*** Task input Section Begins ***

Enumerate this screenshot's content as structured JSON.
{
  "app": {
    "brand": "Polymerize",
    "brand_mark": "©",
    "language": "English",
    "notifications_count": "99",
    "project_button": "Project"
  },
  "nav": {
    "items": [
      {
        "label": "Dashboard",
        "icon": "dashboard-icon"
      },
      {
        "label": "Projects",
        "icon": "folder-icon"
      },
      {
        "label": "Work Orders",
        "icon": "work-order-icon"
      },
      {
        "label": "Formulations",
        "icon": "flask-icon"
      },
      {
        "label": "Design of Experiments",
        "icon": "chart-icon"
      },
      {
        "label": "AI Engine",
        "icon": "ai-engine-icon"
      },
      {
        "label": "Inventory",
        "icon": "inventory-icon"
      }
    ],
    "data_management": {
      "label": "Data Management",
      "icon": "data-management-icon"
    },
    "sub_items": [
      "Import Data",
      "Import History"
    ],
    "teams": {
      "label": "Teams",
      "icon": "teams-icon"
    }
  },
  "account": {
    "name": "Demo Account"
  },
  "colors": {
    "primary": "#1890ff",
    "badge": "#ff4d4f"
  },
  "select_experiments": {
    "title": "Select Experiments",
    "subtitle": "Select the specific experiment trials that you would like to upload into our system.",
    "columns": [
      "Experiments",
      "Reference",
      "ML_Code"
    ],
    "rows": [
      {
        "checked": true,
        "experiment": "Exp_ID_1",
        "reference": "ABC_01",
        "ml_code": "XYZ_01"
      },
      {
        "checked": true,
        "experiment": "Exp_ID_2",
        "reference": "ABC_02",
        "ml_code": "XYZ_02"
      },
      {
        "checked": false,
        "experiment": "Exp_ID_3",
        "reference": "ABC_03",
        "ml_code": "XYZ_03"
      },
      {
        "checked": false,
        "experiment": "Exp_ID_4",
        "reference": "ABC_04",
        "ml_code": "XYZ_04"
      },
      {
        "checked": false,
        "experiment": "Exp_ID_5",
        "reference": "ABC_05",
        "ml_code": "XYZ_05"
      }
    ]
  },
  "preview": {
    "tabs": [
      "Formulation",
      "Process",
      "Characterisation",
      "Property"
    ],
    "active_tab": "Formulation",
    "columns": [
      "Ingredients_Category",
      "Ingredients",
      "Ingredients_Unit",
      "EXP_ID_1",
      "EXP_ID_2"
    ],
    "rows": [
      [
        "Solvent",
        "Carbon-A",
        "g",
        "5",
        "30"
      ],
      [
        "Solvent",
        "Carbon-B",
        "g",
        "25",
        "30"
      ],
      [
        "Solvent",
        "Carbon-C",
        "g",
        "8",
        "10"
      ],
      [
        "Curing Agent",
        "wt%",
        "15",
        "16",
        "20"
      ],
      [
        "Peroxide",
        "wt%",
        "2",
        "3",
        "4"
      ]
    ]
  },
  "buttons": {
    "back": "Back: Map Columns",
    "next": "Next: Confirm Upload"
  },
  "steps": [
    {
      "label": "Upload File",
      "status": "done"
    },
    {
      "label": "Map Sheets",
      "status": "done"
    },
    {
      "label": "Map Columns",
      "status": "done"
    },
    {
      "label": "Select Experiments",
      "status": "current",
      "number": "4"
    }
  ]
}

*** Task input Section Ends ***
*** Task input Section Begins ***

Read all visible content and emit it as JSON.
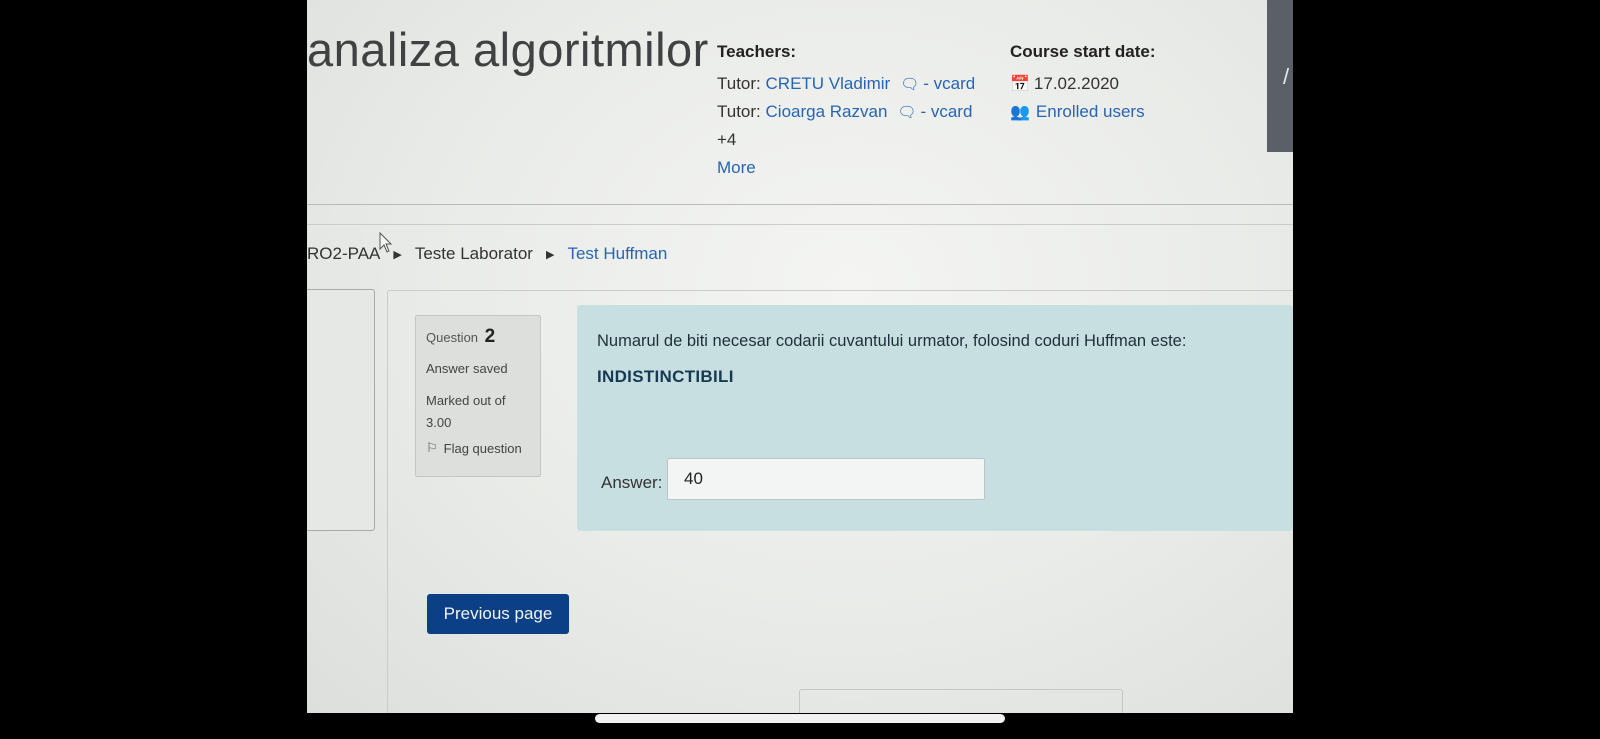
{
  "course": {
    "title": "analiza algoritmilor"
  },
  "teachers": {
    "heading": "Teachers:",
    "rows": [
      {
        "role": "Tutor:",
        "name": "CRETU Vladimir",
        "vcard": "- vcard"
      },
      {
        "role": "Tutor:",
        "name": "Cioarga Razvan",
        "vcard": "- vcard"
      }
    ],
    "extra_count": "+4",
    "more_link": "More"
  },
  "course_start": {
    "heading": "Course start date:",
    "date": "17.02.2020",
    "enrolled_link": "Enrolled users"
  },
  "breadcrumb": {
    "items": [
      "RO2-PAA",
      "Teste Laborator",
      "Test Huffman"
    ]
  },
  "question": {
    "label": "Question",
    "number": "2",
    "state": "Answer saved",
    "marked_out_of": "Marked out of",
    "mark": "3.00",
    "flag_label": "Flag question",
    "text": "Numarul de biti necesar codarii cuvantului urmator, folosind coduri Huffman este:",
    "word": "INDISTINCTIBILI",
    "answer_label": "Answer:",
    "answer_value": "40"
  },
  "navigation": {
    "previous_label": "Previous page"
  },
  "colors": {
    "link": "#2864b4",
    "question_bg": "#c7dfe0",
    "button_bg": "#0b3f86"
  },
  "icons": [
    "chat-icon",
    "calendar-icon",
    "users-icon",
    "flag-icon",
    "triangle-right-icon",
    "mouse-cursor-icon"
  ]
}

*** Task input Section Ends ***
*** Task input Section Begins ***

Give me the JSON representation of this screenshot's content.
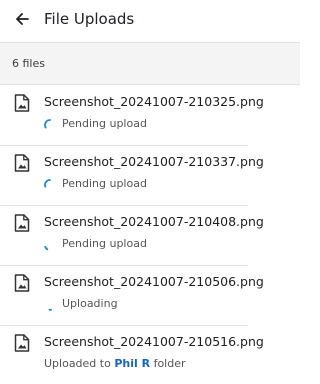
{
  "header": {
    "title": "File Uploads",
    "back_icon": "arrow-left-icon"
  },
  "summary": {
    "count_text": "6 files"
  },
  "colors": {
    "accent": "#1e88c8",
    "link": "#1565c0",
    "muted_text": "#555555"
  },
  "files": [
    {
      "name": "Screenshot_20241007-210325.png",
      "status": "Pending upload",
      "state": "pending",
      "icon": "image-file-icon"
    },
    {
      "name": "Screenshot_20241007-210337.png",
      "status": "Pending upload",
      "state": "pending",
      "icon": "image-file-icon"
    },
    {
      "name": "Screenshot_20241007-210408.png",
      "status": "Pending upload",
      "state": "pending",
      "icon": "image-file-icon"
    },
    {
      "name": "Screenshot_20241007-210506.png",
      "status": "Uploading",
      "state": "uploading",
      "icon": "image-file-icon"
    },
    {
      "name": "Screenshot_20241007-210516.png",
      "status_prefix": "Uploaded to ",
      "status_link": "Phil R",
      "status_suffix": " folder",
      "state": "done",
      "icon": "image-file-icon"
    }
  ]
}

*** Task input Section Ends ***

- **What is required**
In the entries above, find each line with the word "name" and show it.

- **Response to the exercise**
    "name": "Demo Account"
        "name": "CRETU Vladimir",
        "name": "Cioarga Razvan",
      "name": "Screenshot_20241007-210325.png",
      "name": "Screenshot_20241007-210337.png",
      "name": "Screenshot_20241007-210408.png",
      "name": "Screenshot_20241007-210506.png",
      "name": "Screenshot_20241007-210516.png",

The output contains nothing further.